Top of SUPPLIED ENTRIES

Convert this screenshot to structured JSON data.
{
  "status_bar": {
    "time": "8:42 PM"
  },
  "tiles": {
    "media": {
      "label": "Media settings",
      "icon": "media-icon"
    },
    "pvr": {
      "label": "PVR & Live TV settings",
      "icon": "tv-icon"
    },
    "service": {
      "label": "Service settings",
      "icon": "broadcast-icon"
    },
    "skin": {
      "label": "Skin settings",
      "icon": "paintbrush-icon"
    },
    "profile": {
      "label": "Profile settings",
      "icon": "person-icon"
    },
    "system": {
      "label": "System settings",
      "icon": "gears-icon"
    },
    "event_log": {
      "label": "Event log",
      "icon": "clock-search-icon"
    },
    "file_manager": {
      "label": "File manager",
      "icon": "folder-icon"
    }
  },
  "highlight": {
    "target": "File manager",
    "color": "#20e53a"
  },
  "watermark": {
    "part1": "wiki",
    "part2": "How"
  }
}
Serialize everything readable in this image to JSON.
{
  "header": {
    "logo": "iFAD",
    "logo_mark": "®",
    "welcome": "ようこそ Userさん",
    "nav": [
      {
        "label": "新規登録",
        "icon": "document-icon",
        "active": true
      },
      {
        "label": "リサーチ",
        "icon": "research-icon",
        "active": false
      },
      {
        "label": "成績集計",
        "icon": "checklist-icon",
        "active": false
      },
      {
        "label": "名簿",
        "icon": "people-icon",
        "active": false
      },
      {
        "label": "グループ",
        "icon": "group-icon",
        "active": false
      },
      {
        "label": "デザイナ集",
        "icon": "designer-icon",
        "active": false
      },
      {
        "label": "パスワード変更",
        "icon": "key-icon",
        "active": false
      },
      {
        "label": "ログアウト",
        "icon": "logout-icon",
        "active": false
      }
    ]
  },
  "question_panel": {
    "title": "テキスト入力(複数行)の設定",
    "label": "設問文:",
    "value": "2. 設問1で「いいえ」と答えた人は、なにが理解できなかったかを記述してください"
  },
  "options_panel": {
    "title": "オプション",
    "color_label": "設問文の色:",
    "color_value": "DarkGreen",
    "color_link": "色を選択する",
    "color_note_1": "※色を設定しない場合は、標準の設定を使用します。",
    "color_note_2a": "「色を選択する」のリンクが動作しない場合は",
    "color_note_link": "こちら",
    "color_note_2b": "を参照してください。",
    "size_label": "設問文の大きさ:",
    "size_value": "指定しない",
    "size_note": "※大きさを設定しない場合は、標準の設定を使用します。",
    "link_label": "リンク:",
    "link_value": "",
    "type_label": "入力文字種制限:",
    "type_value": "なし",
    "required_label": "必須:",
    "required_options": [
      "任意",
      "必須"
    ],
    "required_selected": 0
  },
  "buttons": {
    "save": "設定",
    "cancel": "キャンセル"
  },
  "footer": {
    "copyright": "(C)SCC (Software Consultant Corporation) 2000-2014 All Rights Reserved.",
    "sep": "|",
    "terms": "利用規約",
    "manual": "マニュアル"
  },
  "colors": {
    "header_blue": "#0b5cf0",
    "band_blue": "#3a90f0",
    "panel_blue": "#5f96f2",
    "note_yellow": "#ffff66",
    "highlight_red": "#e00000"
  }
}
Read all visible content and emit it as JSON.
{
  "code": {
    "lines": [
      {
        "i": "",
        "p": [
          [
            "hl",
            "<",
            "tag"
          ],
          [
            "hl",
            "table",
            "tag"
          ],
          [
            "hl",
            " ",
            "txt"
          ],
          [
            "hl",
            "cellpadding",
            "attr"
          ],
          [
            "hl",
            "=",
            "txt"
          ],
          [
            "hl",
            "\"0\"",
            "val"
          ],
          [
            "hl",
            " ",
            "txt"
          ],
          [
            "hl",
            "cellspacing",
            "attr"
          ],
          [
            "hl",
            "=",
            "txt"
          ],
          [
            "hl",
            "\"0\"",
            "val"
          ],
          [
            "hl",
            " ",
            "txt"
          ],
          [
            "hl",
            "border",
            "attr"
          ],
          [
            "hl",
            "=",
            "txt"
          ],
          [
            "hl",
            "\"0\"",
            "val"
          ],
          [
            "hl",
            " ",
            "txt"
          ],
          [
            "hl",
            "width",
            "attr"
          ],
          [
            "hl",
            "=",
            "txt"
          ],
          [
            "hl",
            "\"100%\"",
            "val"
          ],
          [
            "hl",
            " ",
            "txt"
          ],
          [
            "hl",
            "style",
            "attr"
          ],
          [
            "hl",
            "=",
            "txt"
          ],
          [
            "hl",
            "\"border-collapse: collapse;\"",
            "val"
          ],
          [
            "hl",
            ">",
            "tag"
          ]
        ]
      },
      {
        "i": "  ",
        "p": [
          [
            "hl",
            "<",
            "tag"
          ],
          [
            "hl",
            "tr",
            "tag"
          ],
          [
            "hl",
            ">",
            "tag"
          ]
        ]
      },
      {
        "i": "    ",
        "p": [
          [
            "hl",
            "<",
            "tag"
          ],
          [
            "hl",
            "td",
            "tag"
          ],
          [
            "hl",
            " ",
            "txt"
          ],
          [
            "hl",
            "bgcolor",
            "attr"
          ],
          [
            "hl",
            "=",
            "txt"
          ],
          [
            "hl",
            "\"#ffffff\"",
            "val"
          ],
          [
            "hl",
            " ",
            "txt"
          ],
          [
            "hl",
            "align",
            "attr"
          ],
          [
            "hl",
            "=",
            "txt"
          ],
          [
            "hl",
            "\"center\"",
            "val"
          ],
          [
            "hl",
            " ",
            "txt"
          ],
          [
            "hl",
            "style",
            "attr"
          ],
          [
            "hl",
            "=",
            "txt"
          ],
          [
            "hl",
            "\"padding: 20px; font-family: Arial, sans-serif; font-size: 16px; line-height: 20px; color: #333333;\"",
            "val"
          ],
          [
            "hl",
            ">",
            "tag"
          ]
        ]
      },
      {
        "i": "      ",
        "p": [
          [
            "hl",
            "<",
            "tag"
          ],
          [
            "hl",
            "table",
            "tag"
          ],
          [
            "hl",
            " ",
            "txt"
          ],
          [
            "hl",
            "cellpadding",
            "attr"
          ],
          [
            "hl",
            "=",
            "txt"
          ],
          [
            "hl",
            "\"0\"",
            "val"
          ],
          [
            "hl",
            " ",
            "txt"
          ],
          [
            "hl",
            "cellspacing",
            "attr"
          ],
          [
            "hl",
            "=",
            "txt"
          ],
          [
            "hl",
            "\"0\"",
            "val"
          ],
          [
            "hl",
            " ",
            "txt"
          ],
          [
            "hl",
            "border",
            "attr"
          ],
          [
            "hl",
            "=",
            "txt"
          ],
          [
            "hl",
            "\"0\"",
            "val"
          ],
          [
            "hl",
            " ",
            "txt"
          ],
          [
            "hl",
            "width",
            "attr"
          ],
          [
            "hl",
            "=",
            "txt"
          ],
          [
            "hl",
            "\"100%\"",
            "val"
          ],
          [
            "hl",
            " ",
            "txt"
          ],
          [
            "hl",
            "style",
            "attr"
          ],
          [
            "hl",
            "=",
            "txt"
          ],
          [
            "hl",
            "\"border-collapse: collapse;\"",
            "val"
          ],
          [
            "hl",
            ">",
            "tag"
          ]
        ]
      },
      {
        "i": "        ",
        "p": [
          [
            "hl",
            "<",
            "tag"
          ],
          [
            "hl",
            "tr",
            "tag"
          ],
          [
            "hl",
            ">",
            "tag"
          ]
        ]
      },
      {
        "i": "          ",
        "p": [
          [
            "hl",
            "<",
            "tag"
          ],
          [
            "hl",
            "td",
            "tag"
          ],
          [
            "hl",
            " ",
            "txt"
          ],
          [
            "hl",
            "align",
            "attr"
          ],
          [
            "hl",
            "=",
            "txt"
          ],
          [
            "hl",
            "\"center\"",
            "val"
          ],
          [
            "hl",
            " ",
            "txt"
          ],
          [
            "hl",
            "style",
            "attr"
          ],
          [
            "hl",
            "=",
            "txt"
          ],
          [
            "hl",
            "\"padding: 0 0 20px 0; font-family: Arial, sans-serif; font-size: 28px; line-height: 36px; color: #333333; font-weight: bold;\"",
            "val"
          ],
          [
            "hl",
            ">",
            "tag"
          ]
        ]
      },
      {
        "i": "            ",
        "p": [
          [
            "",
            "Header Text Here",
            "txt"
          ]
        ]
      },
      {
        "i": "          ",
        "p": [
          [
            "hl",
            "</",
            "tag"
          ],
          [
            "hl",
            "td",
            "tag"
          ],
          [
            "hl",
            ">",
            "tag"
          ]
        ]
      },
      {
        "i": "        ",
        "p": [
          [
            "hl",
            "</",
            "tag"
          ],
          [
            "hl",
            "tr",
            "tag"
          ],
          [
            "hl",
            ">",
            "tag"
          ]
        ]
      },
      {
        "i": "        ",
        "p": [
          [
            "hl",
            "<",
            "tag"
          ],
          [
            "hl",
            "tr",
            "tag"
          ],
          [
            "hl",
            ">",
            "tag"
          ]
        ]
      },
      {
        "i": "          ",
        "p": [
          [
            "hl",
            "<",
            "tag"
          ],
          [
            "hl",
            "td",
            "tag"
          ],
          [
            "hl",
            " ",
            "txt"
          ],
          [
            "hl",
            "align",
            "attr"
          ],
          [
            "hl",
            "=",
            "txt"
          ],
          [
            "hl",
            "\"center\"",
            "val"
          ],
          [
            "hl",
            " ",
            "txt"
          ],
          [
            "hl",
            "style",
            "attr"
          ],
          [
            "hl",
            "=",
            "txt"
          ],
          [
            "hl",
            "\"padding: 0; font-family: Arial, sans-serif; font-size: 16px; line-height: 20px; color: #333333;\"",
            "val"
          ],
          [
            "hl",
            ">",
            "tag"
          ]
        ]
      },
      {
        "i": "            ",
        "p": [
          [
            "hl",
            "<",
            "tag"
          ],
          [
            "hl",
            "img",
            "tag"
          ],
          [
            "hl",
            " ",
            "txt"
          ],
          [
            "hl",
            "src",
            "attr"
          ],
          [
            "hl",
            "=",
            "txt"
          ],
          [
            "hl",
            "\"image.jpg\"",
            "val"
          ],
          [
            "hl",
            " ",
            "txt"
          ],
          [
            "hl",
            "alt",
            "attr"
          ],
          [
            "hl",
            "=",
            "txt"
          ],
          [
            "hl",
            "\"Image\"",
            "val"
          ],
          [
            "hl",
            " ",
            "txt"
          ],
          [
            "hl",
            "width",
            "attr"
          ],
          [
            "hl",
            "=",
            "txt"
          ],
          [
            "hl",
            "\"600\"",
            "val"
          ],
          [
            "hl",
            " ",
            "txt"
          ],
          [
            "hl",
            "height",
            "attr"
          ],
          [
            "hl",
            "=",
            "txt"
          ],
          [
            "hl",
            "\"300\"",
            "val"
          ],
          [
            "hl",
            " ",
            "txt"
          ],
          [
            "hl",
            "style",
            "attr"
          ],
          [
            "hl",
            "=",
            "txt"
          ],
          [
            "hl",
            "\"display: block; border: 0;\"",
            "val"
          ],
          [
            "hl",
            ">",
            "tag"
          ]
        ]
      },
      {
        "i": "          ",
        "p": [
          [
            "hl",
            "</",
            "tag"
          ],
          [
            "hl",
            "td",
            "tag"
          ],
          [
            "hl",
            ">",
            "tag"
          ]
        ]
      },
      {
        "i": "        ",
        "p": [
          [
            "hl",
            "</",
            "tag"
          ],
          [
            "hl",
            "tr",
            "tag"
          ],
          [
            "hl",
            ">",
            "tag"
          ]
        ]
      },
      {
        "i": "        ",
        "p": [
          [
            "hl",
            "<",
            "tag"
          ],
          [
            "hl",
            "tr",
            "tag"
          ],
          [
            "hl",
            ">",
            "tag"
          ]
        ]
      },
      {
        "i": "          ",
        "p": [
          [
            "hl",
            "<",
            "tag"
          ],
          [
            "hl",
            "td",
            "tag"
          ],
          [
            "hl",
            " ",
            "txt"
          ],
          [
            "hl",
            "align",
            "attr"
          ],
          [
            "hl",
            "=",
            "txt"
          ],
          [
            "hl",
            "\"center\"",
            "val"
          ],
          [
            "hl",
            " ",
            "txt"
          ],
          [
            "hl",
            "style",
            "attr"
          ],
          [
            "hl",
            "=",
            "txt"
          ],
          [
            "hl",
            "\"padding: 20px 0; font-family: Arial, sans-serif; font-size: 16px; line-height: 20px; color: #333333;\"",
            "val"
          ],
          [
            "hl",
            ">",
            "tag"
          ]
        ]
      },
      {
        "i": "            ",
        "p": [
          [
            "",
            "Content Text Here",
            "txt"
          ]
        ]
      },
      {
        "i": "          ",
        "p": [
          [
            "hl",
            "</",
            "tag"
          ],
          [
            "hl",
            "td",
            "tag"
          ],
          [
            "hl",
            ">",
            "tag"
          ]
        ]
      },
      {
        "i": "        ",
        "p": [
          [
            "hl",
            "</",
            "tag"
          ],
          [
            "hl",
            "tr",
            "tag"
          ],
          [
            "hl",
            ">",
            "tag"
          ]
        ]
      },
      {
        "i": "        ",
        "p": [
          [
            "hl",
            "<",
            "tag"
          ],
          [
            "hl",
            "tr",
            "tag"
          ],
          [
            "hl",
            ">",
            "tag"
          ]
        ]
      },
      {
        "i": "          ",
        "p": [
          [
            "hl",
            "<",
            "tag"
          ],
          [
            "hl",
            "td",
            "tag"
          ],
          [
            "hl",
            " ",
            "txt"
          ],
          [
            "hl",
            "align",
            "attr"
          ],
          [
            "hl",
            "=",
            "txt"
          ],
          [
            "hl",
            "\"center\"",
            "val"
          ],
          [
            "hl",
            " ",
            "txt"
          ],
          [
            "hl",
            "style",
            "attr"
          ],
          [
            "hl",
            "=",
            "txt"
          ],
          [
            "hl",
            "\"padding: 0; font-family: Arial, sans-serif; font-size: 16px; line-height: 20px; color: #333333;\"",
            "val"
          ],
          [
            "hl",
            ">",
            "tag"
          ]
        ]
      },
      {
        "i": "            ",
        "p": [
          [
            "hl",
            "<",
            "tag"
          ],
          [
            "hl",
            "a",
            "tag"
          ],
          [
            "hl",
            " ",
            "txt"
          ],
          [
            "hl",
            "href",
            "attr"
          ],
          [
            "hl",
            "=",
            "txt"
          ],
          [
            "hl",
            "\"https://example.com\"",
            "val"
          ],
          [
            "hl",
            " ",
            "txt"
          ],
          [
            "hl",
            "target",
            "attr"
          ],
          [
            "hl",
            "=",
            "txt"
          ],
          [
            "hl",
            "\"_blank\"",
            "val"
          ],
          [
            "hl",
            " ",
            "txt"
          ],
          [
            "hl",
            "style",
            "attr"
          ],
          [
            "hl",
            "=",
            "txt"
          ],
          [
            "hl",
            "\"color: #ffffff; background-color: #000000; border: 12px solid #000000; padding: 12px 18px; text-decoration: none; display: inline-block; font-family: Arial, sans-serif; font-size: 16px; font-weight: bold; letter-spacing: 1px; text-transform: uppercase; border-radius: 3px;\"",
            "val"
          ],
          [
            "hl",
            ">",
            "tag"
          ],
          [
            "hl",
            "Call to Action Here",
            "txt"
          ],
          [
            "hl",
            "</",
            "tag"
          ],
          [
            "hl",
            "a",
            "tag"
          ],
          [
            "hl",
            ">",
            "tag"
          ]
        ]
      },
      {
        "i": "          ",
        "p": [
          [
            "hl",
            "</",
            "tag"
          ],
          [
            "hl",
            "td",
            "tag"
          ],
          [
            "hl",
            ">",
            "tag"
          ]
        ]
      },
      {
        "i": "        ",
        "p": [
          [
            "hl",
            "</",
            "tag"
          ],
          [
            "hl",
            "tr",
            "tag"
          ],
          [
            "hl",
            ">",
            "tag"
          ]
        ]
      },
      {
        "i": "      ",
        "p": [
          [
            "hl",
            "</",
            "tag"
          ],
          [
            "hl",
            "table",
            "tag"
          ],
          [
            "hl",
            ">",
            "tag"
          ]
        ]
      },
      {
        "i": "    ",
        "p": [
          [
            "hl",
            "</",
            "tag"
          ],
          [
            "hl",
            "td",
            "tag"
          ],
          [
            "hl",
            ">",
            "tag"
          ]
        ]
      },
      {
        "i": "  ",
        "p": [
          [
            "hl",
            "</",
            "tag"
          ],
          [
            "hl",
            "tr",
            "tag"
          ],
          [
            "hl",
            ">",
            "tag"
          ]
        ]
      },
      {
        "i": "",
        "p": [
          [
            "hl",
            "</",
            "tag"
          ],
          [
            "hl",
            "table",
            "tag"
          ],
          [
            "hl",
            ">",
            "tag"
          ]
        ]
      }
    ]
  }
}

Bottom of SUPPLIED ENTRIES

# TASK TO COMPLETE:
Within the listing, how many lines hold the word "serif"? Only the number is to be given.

# ANSWER BELOW:
6